> [Description of the task]:
Scan the entries line by line and return those with "category".

> [Data for this exercise]:
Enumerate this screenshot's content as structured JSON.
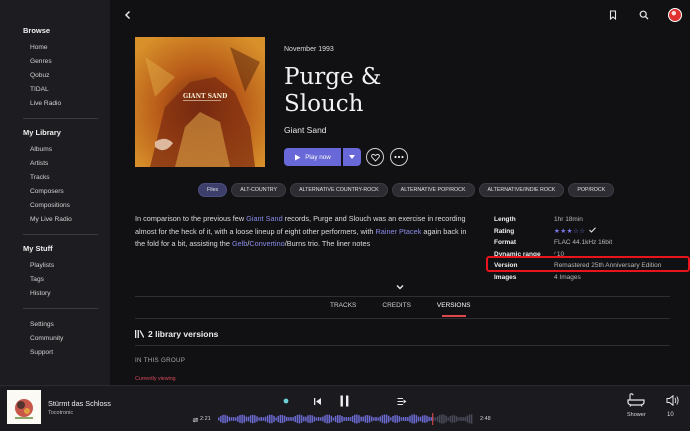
{
  "sidebar": {
    "sections": [
      {
        "title": "Browse",
        "items": [
          "Home",
          "Genres",
          "Qobuz",
          "TIDAL",
          "Live Radio"
        ]
      },
      {
        "title": "My Library",
        "items": [
          "Albums",
          "Artists",
          "Tracks",
          "Composers",
          "Compositions",
          "My Live Radio"
        ]
      },
      {
        "title": "My Stuff",
        "items": [
          "Playlists",
          "Tags",
          "History"
        ]
      }
    ],
    "footer_items": [
      "Settings",
      "Community",
      "Support"
    ]
  },
  "album": {
    "date": "November 1993",
    "title": "Purge & Slouch",
    "artist": "Giant Sand",
    "cover_text": "GIANT SAND",
    "play_label": "Play now"
  },
  "tags": [
    "Files",
    "ALT-COUNTRY",
    "ALTERNATIVE COUNTRY-ROCK",
    "ALTERNATIVE POP/ROCK",
    "ALTERNATIVE/INDIE ROCK",
    "POP/ROCK"
  ],
  "description": {
    "p1": "In comparison to the previous few ",
    "link1": "Giant Sand",
    "p2": " records, Purge and Slouch was an exercise in recording almost for the heck of it, with a loose lineup of eight other performers, with ",
    "link2": "Rainer Ptacek",
    "p3": " again back in the fold for a bit, assisting the ",
    "link3": "Gelb",
    "p4": "/",
    "link4": "Convertino",
    "p5": "/Burns trio. The liner notes"
  },
  "meta": {
    "length_label": "Length",
    "length": "1hr 18min",
    "rating_label": "Rating",
    "rating_stars": "★★★☆☆",
    "format_label": "Format",
    "format": "FLAC 44.1kHz 16bit",
    "dr_label": "Dynamic range",
    "dr": "⁄ 10",
    "version_label": "Version",
    "version": "Remastered 25th Anniversary Edition",
    "images_label": "Images",
    "images": "4 Images"
  },
  "tabs": [
    "TRACKS",
    "CREDITS",
    "VERSIONS"
  ],
  "versions": {
    "heading": "2 library versions",
    "group_label": "IN THIS GROUP",
    "current": "Currently viewing"
  },
  "player": {
    "track_title": "Stürmt das Schloss",
    "track_artist": "Tocotronic",
    "elapsed": "2:21",
    "total": "2:48",
    "progress": 0.84,
    "zone": "Shower",
    "volume": "10"
  },
  "colors": {
    "accent": "#6868d8",
    "highlight": "#e8141c",
    "active_tab": "#e0484f"
  }
}
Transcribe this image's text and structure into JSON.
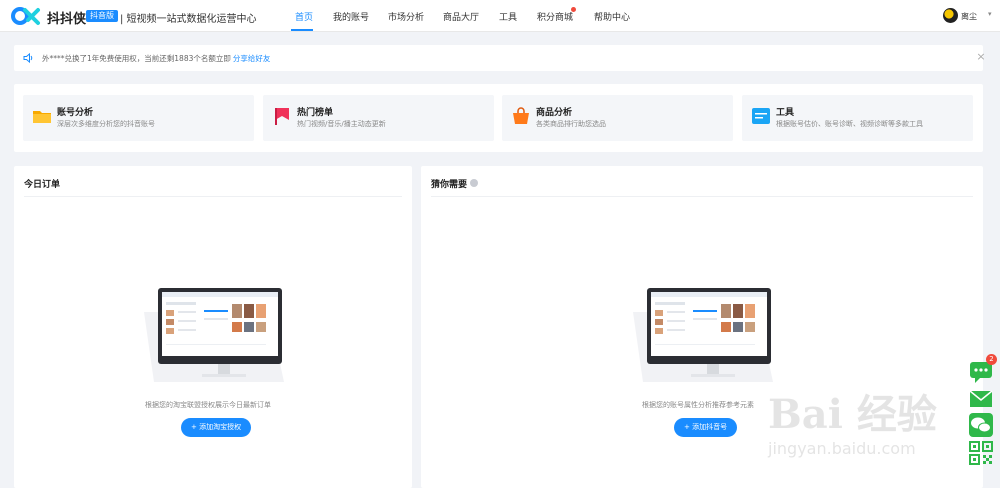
{
  "header": {
    "brand": "抖抖侠",
    "badge": "抖音版",
    "slogan": "| 短视频一站式数据化运营中心",
    "nav": [
      {
        "label": "首页"
      },
      {
        "label": "我的账号"
      },
      {
        "label": "市场分析"
      },
      {
        "label": "商品大厅"
      },
      {
        "label": "工具"
      },
      {
        "label": "积分商城"
      },
      {
        "label": "帮助中心"
      }
    ],
    "active_nav": "首页",
    "user_name": "离尘",
    "caret": "▾",
    "accent_color": "#1a8cff"
  },
  "notice": {
    "text": "外****兑换了1年免费使用权，当前还剩1883个名额立即",
    "link": "分享给好友",
    "close": "×"
  },
  "features": [
    {
      "title": "账号分析",
      "desc": "深层次多维度分析您的抖音账号",
      "icon": "folder-icon"
    },
    {
      "title": "热门榜单",
      "desc": "热门视频/音乐/播主动态更新",
      "icon": "flag-icon"
    },
    {
      "title": "商品分析",
      "desc": "各类商品排行助您选品",
      "icon": "shopping-bag-icon"
    },
    {
      "title": "工具",
      "desc": "根据账号估价、账号诊断、视频诊断等多款工具",
      "icon": "toolbox-icon"
    }
  ],
  "panels": {
    "orders": {
      "title": "今日订单",
      "empty_text": "根据您的淘宝联盟授权展示今日最新订单",
      "button": "+ 添加淘宝授权"
    },
    "guess": {
      "title": "猜你需要",
      "empty_text": "根据您的账号属性分析推荐参考元素",
      "button": "+ 添加抖音号"
    }
  },
  "sidebar": {
    "badge_count": "2",
    "items": [
      "chat-icon",
      "mail-icon",
      "wechat-icon",
      "qrcode-icon"
    ]
  },
  "watermark": {
    "title": "Bai 经验",
    "url": "jingyan.baidu.com"
  }
}
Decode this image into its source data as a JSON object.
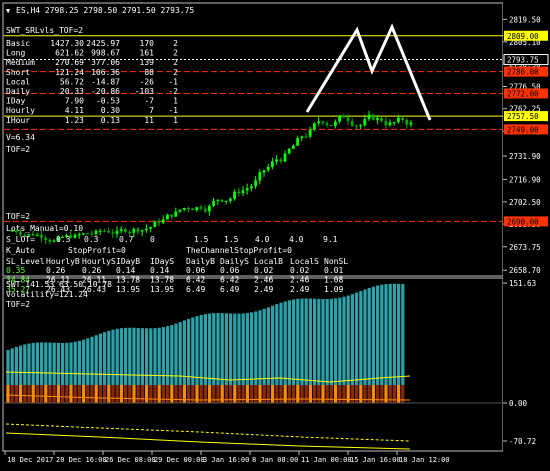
{
  "chart": {
    "symbol_info": "ES,H4  2798.25 2798.50 2791.50 2793.75",
    "indicator_title": "SWT_SRLvls_TOF=2",
    "price_ticks": [
      "2819.50",
      "2805.10",
      "2790.90",
      "2776.50",
      "2762.25",
      "2747.75",
      "2731.90",
      "2716.90",
      "2702.50",
      "2688.30",
      "2673.75",
      "2658.70"
    ],
    "price_levels": [
      {
        "label": "2809.00",
        "color": "#ffff00"
      },
      {
        "label": "2793.75",
        "color": "#ffffff"
      },
      {
        "label": "2786.00",
        "color": "#ff3300"
      },
      {
        "label": "2772.00",
        "color": "#ff3300"
      },
      {
        "label": "2757.50",
        "color": "#ffff00"
      },
      {
        "label": "2749.00",
        "color": "#ff3300"
      },
      {
        "label": "2690.00",
        "color": "#ff3300"
      }
    ]
  },
  "stats": {
    "rows": [
      {
        "label": "Basic",
        "v1": "1427.30",
        "v2": "2425.97",
        "v3": "170",
        "v4": "2"
      },
      {
        "label": "Long",
        "v1": "621.62",
        "v2": "998.67",
        "v3": "161",
        "v4": "2"
      },
      {
        "label": "Medium",
        "v1": "270.69",
        "v2": "377.06",
        "v3": "139",
        "v4": "2"
      },
      {
        "label": "Short",
        "v1": "121.24",
        "v2": "106.36",
        "v3": "88",
        "v4": "2"
      },
      {
        "label": "Local",
        "v1": "56.72",
        "v2": "-14.87",
        "v3": "-26",
        "v4": "-1"
      },
      {
        "label": "Daily",
        "v1": "20.33",
        "v2": "-20.86",
        "v3": "-103",
        "v4": "-2"
      },
      {
        "label": "IDay",
        "v1": "7.90",
        "v2": "-0.53",
        "v3": "-7",
        "v4": "1"
      },
      {
        "label": "Hourly",
        "v1": "4.11",
        "v2": "0.30",
        "v3": "7",
        "v4": "-1"
      },
      {
        "label": "IHour",
        "v1": "1.23",
        "v2": "0.13",
        "v3": "11",
        "v4": "1"
      }
    ],
    "v_line": "V=6.34",
    "tof_line": "TOF=2"
  },
  "lower_info": {
    "tof": "TOF=2",
    "lots": "Lots_Manual=0.10",
    "hdr_lbl": "S_LOT=",
    "hdr_vals": [
      "0.3",
      "0.3",
      "0.7",
      "0",
      "1.5",
      "1.5",
      "4.0",
      "4.0",
      "9.1"
    ],
    "auto_lbl": "K_Auto",
    "auto_rest": "StopProfit=0",
    "channel_text": "TheChannelStopProfit=0",
    "sl_headers": [
      "SL_Level",
      "HourlyB",
      "HourlyS",
      "IDayB",
      "IDayS",
      "DailyB",
      "DailyS",
      "LocalB",
      "LocalS",
      "NonSL"
    ],
    "sl_rows": [
      {
        "color": "#66ff33",
        "vals": [
          "0.35",
          "0.26",
          "0.26",
          "0.14",
          "0.14",
          "0.06",
          "0.06",
          "0.02",
          "0.02",
          "0.01"
        ]
      },
      {
        "color": "#66ff33",
        "vals": [
          "34.84",
          "26.11",
          "26.11",
          "13.78",
          "13.78",
          "6.42",
          "6.42",
          "2.46",
          "2.46",
          "1.08"
        ]
      },
      {
        "color": "#66ff33",
        "vals": [
          "35.27",
          "26.43",
          "26.43",
          "13.95",
          "13.95",
          "6.49",
          "6.49",
          "2.49",
          "2.49",
          "1.09"
        ]
      }
    ]
  },
  "sub": {
    "title": "SWT 141.53 63.50 10.78",
    "volatility": "Volatility=121.24",
    "tof": "TOF=2",
    "ticks": [
      "151.63",
      "0.00",
      "-70.72"
    ]
  },
  "time_axis": [
    "18 Dec 2017",
    "20 Dec 16:00",
    "26 Dec 08:00",
    "29 Dec 00:00",
    "3 Jan 16:00",
    "8 Jan 08:00",
    "11 Jan 00:00",
    "15 Jan 16:00",
    "18 Jan 12:00"
  ],
  "colors": {
    "bg": "#000000",
    "grid": "#c0c0c0",
    "bull": "#00ff00",
    "bear": "#00aa00",
    "yellow": "#ffff00",
    "red": "#ff3300",
    "teal": "#2aa2a8",
    "orange": "#ff8c00",
    "brown": "#8b2a00"
  }
}
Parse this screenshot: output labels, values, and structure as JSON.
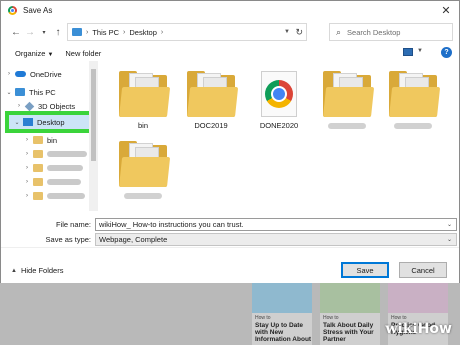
{
  "window": {
    "title": "Save As",
    "close": "✕"
  },
  "address": {
    "crumbs": [
      "This PC",
      "Desktop"
    ],
    "search_placeholder": "Search Desktop"
  },
  "command_bar": {
    "organize": "Organize",
    "new_folder": "New folder",
    "help": "?"
  },
  "nav_pane": {
    "items": [
      {
        "label": "OneDrive"
      },
      {
        "label": "This PC"
      },
      {
        "label": "3D Objects"
      },
      {
        "label": "Desktop"
      },
      {
        "label": "bin"
      }
    ]
  },
  "files": [
    {
      "name": "bin",
      "type": "folder"
    },
    {
      "name": "DOC2019",
      "type": "folder"
    },
    {
      "name": "DONE2020",
      "type": "chrome-file"
    }
  ],
  "form": {
    "file_name_label": "File name:",
    "file_name_value": "wikiHow_ How-to instructions you can trust.",
    "save_type_label": "Save as type:",
    "save_type_value": "Webpage, Complete"
  },
  "footer": {
    "hide_folders": "Hide Folders",
    "save": "Save",
    "cancel": "Cancel"
  },
  "background_cards": [
    {
      "tag": "How to",
      "headline": "Stay Up to Date with New Information About"
    },
    {
      "tag": "How to",
      "headline": "Talk About Daily Stress with Your Partner"
    },
    {
      "tag": "How to",
      "headline": "Practice Good Hygiene"
    }
  ],
  "watermark": {
    "wiki": "wiki",
    "how": "How"
  },
  "colors": {
    "highlight": "#3bd43b",
    "accent": "#0078d7",
    "folder": "#f0c85e"
  }
}
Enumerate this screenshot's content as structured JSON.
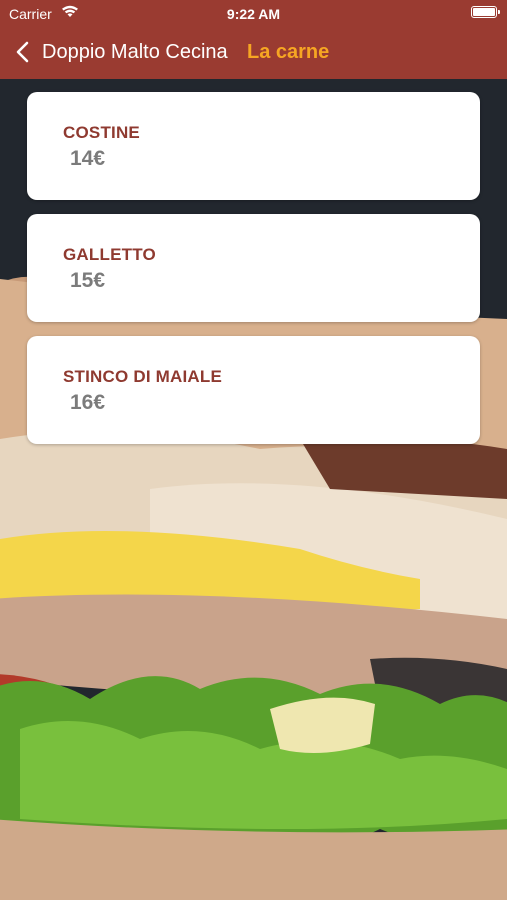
{
  "status_bar": {
    "carrier": "Carrier",
    "time": "9:22 AM"
  },
  "nav": {
    "title": "Doppio Malto Cecina",
    "subtitle": "La carne"
  },
  "items": [
    {
      "name": "COSTINE",
      "price": "14€"
    },
    {
      "name": "GALLETTO",
      "price": "15€"
    },
    {
      "name": "STINCO DI MAIALE",
      "price": "16€"
    }
  ],
  "colors": {
    "header": "#9a3b31",
    "accent": "#f6a623",
    "item_name": "#8f3a30",
    "price": "#7b7b7b"
  },
  "icons": [
    "wifi-icon",
    "battery-icon",
    "back-chevron-icon"
  ]
}
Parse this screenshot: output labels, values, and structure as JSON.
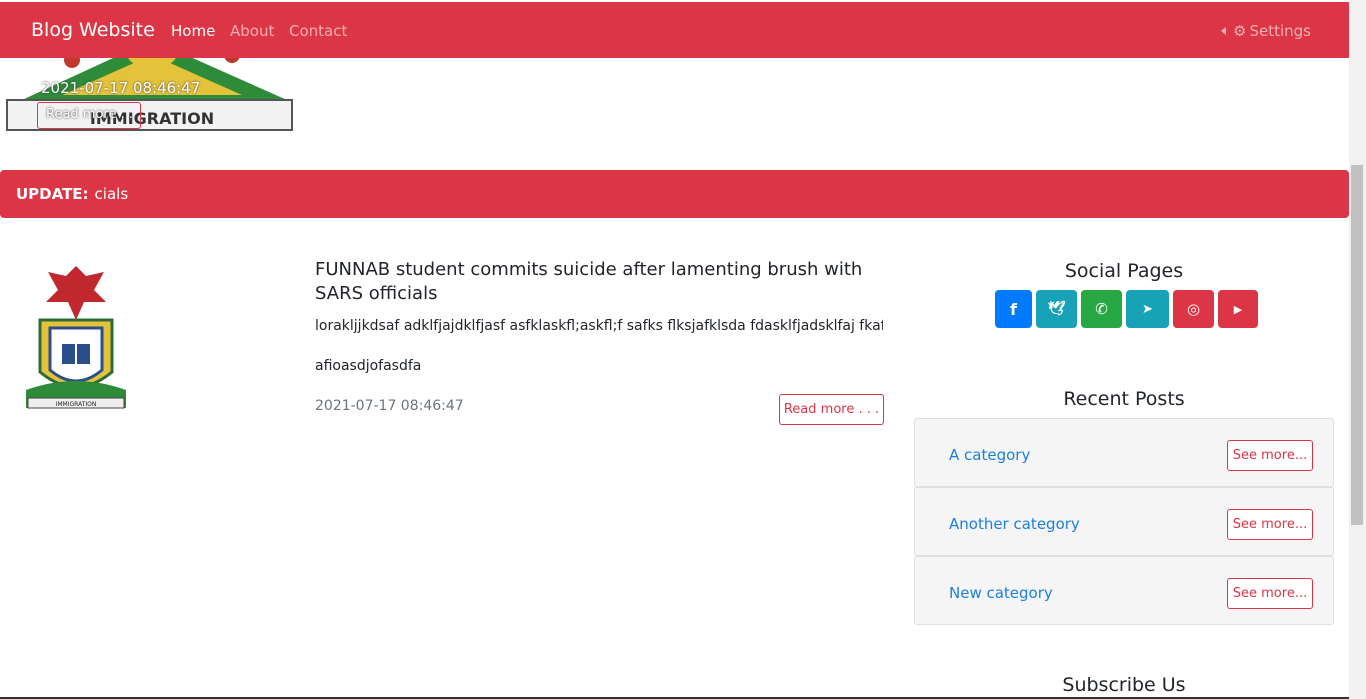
{
  "navbar": {
    "brand": "Blog Website",
    "links": [
      {
        "label": "Home",
        "active": true
      },
      {
        "label": "About",
        "active": false
      },
      {
        "label": "Contact",
        "active": false
      }
    ],
    "settings_label": "Settings",
    "color": "#dc3545"
  },
  "hero": {
    "date": "2021-07-17 08:46:47",
    "read_more": "Read more . . ."
  },
  "update": {
    "label": "UPDATE:",
    "text": "cials"
  },
  "post": {
    "title": "FUNNAB student commits suicide after lamenting brush with SARS officials",
    "excerpt": "lorakljjkdsaf adklfjajdklfjasf asfklaskfl;askfl;f safks flksjafklsda fdasklfjadsklfaj fkaf jaksf",
    "excerpt2": "afioasdjofasdfa",
    "date": "2021-07-17 08:46:47",
    "read_more": "Read more . . ."
  },
  "sidebar": {
    "social_heading": "Social Pages",
    "social": [
      {
        "icon": "facebook-icon",
        "glyph": "f",
        "color": "#007bff"
      },
      {
        "icon": "twitter-icon",
        "glyph": "🐦",
        "color": "#17a2b8"
      },
      {
        "icon": "whatsapp-icon",
        "glyph": "✆",
        "color": "#28a745"
      },
      {
        "icon": "telegram-icon",
        "glyph": "➤",
        "color": "#17a2b8"
      },
      {
        "icon": "instagram-icon",
        "glyph": "◎",
        "color": "#dc3545"
      },
      {
        "icon": "youtube-icon",
        "glyph": "▶",
        "color": "#dc3545"
      }
    ],
    "recent_heading": "Recent Posts",
    "recent": [
      {
        "label": "A category",
        "button": "See more..."
      },
      {
        "label": "Another category",
        "button": "See more..."
      },
      {
        "label": "New category",
        "button": "See more..."
      }
    ],
    "subscribe_heading": "Subscribe Us"
  }
}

> [Response]:
        "label": "A category",
        "label": "Another category",
        "label": "New category",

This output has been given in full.